--- START ---

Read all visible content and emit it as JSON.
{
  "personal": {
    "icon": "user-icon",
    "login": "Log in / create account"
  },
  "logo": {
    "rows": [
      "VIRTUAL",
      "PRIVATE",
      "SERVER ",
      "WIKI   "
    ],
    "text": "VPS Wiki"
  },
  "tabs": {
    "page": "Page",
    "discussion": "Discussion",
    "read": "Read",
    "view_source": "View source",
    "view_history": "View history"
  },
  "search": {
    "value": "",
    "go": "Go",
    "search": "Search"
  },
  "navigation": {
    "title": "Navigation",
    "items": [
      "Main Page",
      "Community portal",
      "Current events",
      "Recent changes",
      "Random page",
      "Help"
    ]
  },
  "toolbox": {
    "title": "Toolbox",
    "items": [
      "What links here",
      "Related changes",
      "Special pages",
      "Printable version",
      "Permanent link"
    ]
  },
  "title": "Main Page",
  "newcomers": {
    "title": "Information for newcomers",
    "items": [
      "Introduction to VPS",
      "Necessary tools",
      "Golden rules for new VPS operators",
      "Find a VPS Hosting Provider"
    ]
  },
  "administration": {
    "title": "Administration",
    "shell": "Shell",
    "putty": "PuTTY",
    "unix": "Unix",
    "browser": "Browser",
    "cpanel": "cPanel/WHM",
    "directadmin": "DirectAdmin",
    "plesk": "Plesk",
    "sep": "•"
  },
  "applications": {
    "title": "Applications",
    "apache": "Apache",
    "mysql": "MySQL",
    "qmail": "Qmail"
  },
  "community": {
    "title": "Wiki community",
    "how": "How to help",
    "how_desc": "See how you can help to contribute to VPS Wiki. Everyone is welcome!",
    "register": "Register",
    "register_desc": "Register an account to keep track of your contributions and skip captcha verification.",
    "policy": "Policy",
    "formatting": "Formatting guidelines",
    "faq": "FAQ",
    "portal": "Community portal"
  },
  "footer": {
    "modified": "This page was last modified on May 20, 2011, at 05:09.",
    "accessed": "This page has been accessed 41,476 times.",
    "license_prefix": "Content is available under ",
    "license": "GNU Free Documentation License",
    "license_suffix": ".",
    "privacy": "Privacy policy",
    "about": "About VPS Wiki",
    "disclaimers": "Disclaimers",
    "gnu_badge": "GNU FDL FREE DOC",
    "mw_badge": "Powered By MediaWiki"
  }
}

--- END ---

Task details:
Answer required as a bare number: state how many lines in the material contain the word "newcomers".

Solved problem:
2